The Subcommittee on Artificial Intelligence and Advanced Technologies, chaired by MK Orit Farkash Hacohen (National Unity Party), convened on Wednesday for a debate on the impact of artificial intelligence on employment. Some of the experts who attended the debate warned of a scenario in which robots and artificial intelligence replace human workers in a broad range of fields. Other experts said that with training and proper preparation for AI literacy, it will be possible to adapt to changes in the labor market and find new jobs that do not exist yet—and this will generate employment for at least 90% of the existing workers.

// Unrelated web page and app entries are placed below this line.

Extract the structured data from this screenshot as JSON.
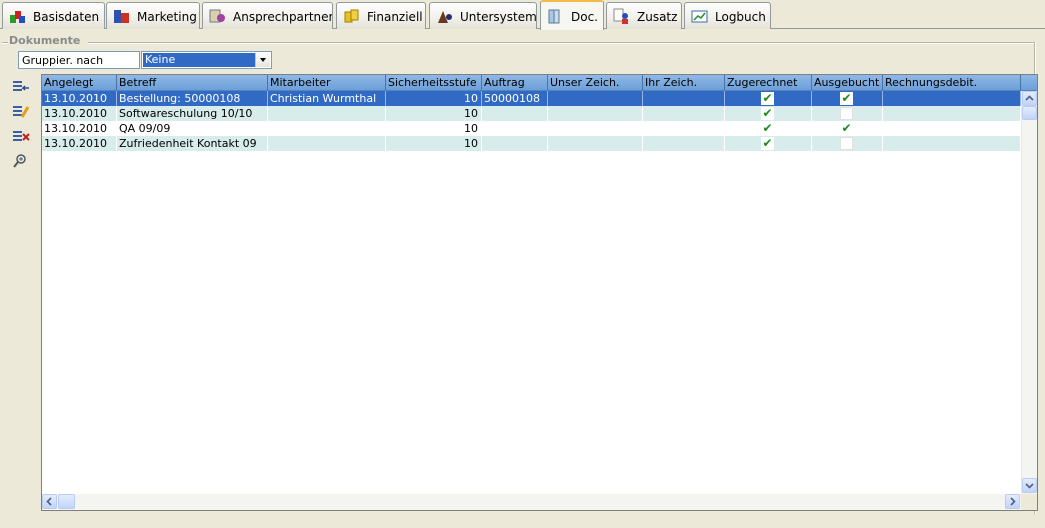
{
  "tabs": [
    {
      "label": "Basisdaten",
      "icon": "colored-blocks-icon",
      "active": false
    },
    {
      "label": "Marketing",
      "icon": "marketing-icon",
      "active": false
    },
    {
      "label": "Ansprechpartner",
      "icon": "contacts-icon",
      "active": false
    },
    {
      "label": "Finanziell",
      "icon": "coins-icon",
      "active": false
    },
    {
      "label": "Untersystem",
      "icon": "users-icon",
      "active": false
    },
    {
      "label": "Doc.",
      "icon": "books-icon",
      "active": true
    },
    {
      "label": "Zusatz",
      "icon": "person-doc-icon",
      "active": false
    },
    {
      "label": "Logbuch",
      "icon": "chart-log-icon",
      "active": false
    }
  ],
  "section": {
    "title": "Dokumente",
    "group_label": "Gruppier. nach",
    "group_value": "Keine"
  },
  "tools": [
    {
      "name": "insert-row-tool-icon"
    },
    {
      "name": "edit-row-tool-icon"
    },
    {
      "name": "delete-row-tool-icon"
    },
    {
      "name": "zoom-tool-icon"
    }
  ],
  "grid": {
    "columns": [
      "Angelegt",
      "Betreff",
      "Mitarbeiter",
      "Sicherheitsstufe",
      "Auftrag",
      "Unser Zeich.",
      "Ihr Zeich.",
      "Zugerechnet",
      "Ausgebucht",
      "Rechnungsdebit."
    ],
    "rows": [
      {
        "angelegt": "13.10.2010",
        "betreff": "Bestellung: 50000108",
        "mitarbeiter": "Christian Wurmthal",
        "stufe": "10",
        "auftrag": "50000108",
        "unser": "",
        "ihr": "",
        "zugerechnet": true,
        "ausgebucht": true,
        "rechnung": "",
        "selected": true
      },
      {
        "angelegt": "13.10.2010",
        "betreff": "Softwareschulung 10/10",
        "mitarbeiter": "",
        "stufe": "10",
        "auftrag": "",
        "unser": "",
        "ihr": "",
        "zugerechnet": true,
        "ausgebucht": false,
        "rechnung": "",
        "selected": false
      },
      {
        "angelegt": "13.10.2010",
        "betreff": "QA 09/09",
        "mitarbeiter": "",
        "stufe": "10",
        "auftrag": "",
        "unser": "",
        "ihr": "",
        "zugerechnet": true,
        "ausgebucht": true,
        "rechnung": "",
        "selected": false
      },
      {
        "angelegt": "13.10.2010",
        "betreff": "Zufriedenheit Kontakt 09",
        "mitarbeiter": "",
        "stufe": "10",
        "auftrag": "",
        "unser": "",
        "ihr": "",
        "zugerechnet": true,
        "ausgebucht": false,
        "rechnung": "",
        "selected": false
      }
    ]
  },
  "colors": {
    "selection": "#316ac5",
    "alt_row": "#d9ecec",
    "header": "#8fb8e6",
    "check": "#1e8a1e"
  }
}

Subcommittee Chair MK Farkash Hacohen said, “This debate touches upon the basis of Israeli society, and we all have to prepare for it. Two schools of thought were presented in the debate: On one hand, 'The aliens have already landed, and what stands to happen in the employment world is not similar to the Industrial Revolution, and we have to prepare for a world with weighty economic ramifications, including a stipend that will be paid to each person.' On the other, there is an approach that this is a supplementary force for the workers, and just as jobs disappear, new jobs will be created. An International Monetary Fund (IMF) report warns that given Israel's level of exposure to artificial intelligence, the economy's level of readiness is not sufficient. The Government has a role and it can't watch from the sidelines. The committee calls to take action on this issue and formulate a strategy for AI so that [the Government] can have an effect on the employment world, and to prepare a national plan both for the economy's readiness in this field and for the education system's readiness."

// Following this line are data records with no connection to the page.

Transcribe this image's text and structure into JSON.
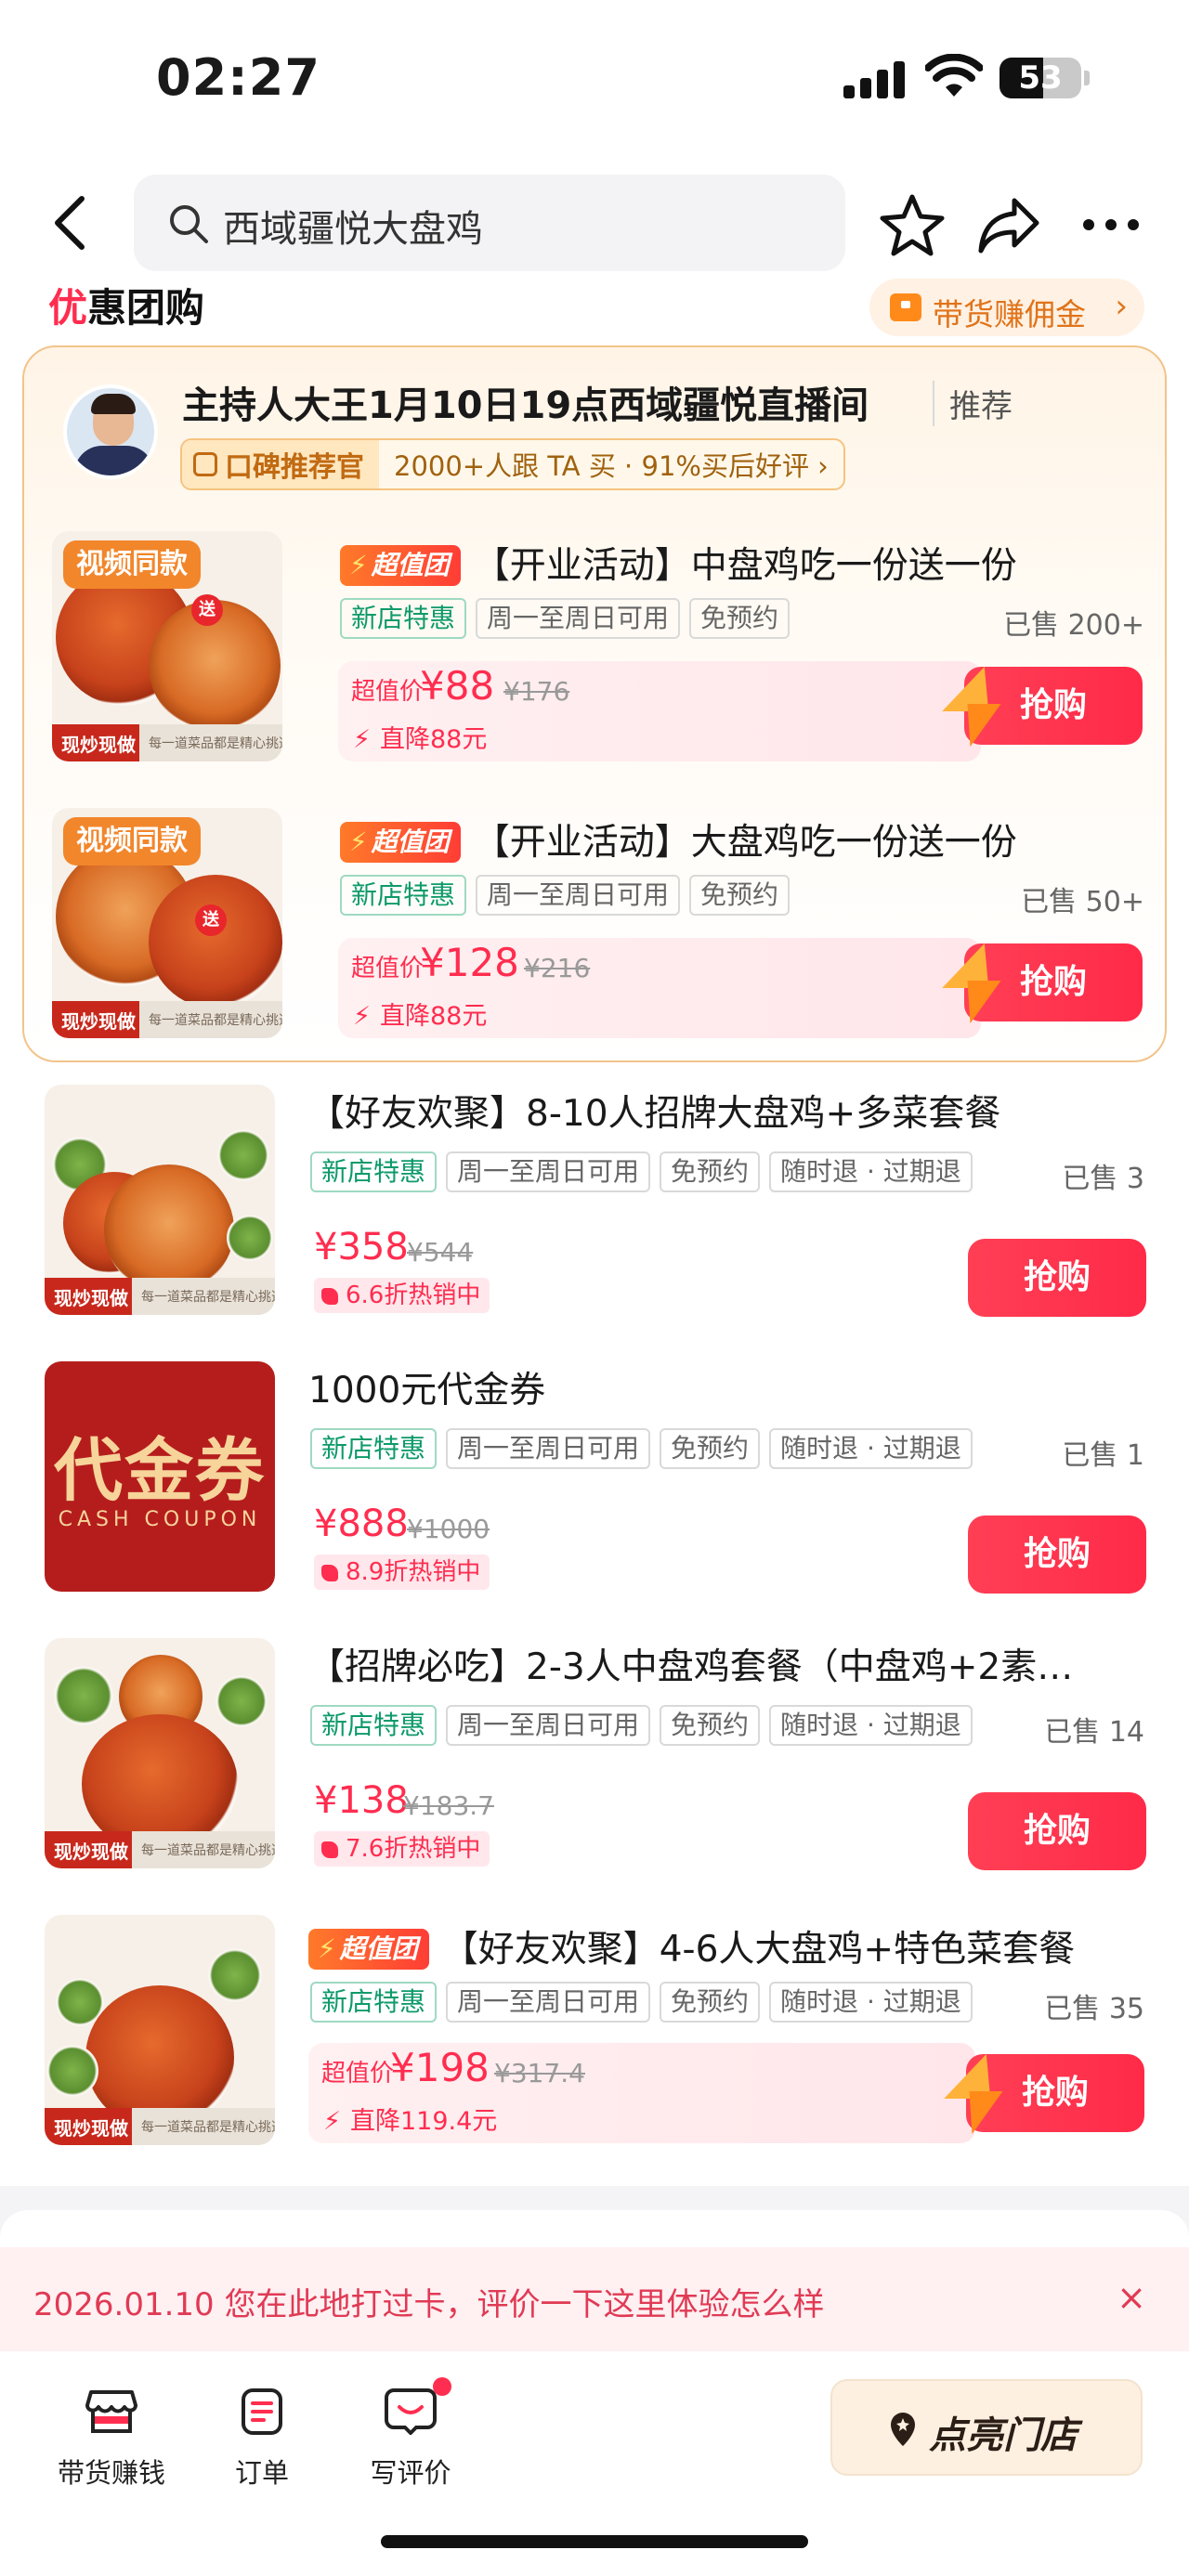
{
  "status_bar": {
    "time": "02:27",
    "battery": "53"
  },
  "nav": {
    "search_text": "西域疆悦大盘鸡"
  },
  "section": {
    "title_first": "优",
    "title_rest": "惠团购",
    "commission_label": "带货赚佣金",
    "commission_arrow": "›"
  },
  "host": {
    "title": "主持人大王1月10日19点西域疆悦直播间",
    "recommend": "推荐",
    "badge_label": "口碑推荐官",
    "badge_stats": "2000+人跟 TA 买 · 91%买后好评 ›"
  },
  "deals": [
    {
      "thumb_tag": "视频同款",
      "thumb_foot": "现炒现做",
      "thumb_sub": "每一道菜品都是精心挑选",
      "super_label": "超值团",
      "title": "【开业活动】中盘鸡吃一份送一份",
      "tags": [
        "新店特惠",
        "周一至周日可用",
        "免预约"
      ],
      "sold": "已售 200+",
      "price_label": "超值价",
      "price": "¥88",
      "original": "¥176",
      "discount": "直降88元",
      "buy": "抢购"
    },
    {
      "thumb_tag": "视频同款",
      "thumb_foot": "现炒现做",
      "thumb_sub": "每一道菜品都是精心挑选",
      "super_label": "超值团",
      "title": "【开业活动】大盘鸡吃一份送一份",
      "tags": [
        "新店特惠",
        "周一至周日可用",
        "免预约"
      ],
      "sold": "已售 50+",
      "price_label": "超值价",
      "price": "¥128",
      "original": "¥216",
      "discount": "直降88元",
      "buy": "抢购"
    },
    {
      "thumb_foot": "现炒现做",
      "thumb_sub": "每一道菜品都是精心挑选",
      "title": "【好友欢聚】8-10人招牌大盘鸡+多菜套餐",
      "tags": [
        "新店特惠",
        "周一至周日可用",
        "免预约",
        "随时退 · 过期退"
      ],
      "sold": "已售 3",
      "price": "¥358",
      "original": "¥544",
      "hot": "6.6折热销中",
      "buy": "抢购"
    },
    {
      "coupon_big": "代金券",
      "coupon_small": "CASH COUPON",
      "title": "1000元代金券",
      "tags": [
        "新店特惠",
        "周一至周日可用",
        "免预约",
        "随时退 · 过期退"
      ],
      "sold": "已售 1",
      "price": "¥888",
      "original": "¥1000",
      "hot": "8.9折热销中",
      "buy": "抢购"
    },
    {
      "thumb_foot": "现炒现做",
      "thumb_sub": "每一道菜品都是精心挑选",
      "title": "【招牌必吃】2-3人中盘鸡套餐（中盘鸡+2素…",
      "tags": [
        "新店特惠",
        "周一至周日可用",
        "免预约",
        "随时退 · 过期退"
      ],
      "sold": "已售 14",
      "price": "¥138",
      "original": "¥183.7",
      "hot": "7.6折热销中",
      "buy": "抢购"
    },
    {
      "thumb_foot": "现炒现做",
      "thumb_sub": "每一道菜品都是精心挑选",
      "super_label": "超值团",
      "title": "【好友欢聚】4-6人大盘鸡+特色菜套餐",
      "tags": [
        "新店特惠",
        "周一至周日可用",
        "免预约",
        "随时退 · 过期退"
      ],
      "sold": "已售 35",
      "price_label": "超值价",
      "price": "¥198",
      "original": "¥317.4",
      "discount": "直降119.4元",
      "buy": "抢购"
    }
  ],
  "checkin": {
    "text": "2026.01.10 您在此地打过卡，评价一下这里体验怎么样",
    "close": "×"
  },
  "bottom_bar": {
    "earn": "带货赚钱",
    "orders": "订单",
    "review": "写评价",
    "light_store": "点亮门店"
  },
  "colors": {
    "accent": "#ff2d4f",
    "green_tag": "#0d9a6a",
    "orange": "#f2862b"
  }
}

Ifat Citroen of the Ministry of Labor said that the labor market was undergoing a change in terms of the composition of the tasks and the required skills. She said that about 60% of the workers would have to undergo training of up to a year; among about 77% of workers who undergo training, the length of training will be over a month, and employers expect that about 65% of the training courses will be based on the organization's abilities and internal infrastructure. She said that professions showing growth were the following: Drivers of trucks and heavy buses, teachers for vocational education, business development experts, university lecturers, electrotechnology engineers, digital transformation experts, sustainability experts, construction workers and experts on digital marketing and strategy. Professions in decline include the following: Data input clerks, secretaries in accounting and wage services, cashiers and tellers, production line workers, mail clerks, sales representatives in stores and customer service personnel. She said in summary that there had already been information revolutions in the past, so the changes in the market began even before generative AI, but the incorporation of technologies is expected to make work more efficient and improve the GDP.

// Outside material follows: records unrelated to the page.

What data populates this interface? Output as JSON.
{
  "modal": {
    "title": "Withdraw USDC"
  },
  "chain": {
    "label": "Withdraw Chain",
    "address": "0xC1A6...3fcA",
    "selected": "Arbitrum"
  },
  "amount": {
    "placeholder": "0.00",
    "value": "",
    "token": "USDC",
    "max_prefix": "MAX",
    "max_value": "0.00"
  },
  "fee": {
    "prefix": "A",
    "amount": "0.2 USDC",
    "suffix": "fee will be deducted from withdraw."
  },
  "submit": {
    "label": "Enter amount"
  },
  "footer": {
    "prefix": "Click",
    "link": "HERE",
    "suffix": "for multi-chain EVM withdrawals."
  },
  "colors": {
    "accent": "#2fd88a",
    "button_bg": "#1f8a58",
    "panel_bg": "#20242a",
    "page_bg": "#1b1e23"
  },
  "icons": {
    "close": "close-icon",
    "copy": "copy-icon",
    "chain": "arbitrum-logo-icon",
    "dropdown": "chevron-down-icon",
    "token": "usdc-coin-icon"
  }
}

Bank of Israel official Dr. Ella Shachar presented graphs showing that the fast development of AI could be expected to affect the labor market, employment, wages, work productivity and economic inequality. She said that policy measures were needed to prepare the economy for the expected changes in the labor market following the widespread inculcation of artificial intelligence, in order to maintain Israel's high level of competitiveness and support the workers. Dr. Shachar said that the conditions for preparing the economy for AI were advanced technological infrastructure, skilled human capital, innovation and entrepreneurship, and regulation in the AI field.

Adv. Josef Gedalyahu of the Israel Innovation Authority: “We are closely monitoring all the reports and studies in the field, and we're familiar with the challenges and the concern of loss of jobs, the need for adapting the workers' skills to a market that incorporates artificial intelligence, and the wages that will change. We want to create research that is dedicated to the Israeli economy and the education system's adaptation to the issue. Our impression, from participation in international forums, is that at present they're not focusing on loss of jobs, but more on adaptations."

Tomer Simon, Chief Scientist at Microsoft: “Without governmental intervention and exact planning, the free market will not be able to exist. The Government has to intervene so that we will become a world power in artificial intelligence. The world is going toward an economy that is based on adapted skills. Countries understand the significance of the issue and want to play a central role in the field. Microsoft has started to work with the federation of labor unions in the United States in order to understand how to look forward and train everyone for AI. The company is currently training over one million people worldwide in this field. […] The State of Israel has the ability to achieve double-digit growth in the coming years, but it all depends on governmental investment and preparation."

Daniel Schreiber, Co-Founder of Lemonade: “These are our last days as the most intelligent creatures on Earth. In nearly every cognitive function, AI approaches or surpasses human level. […] There has not been a rate of progress like this at any stage of the high-tech revolutions, and at this pace the day is not far off when it will spread everywhere and to every profession. […] The Industrial Revolution has taught us that as soon as a machine can replace a worker, it will replace him. There is no employer who will choose people over machines […]."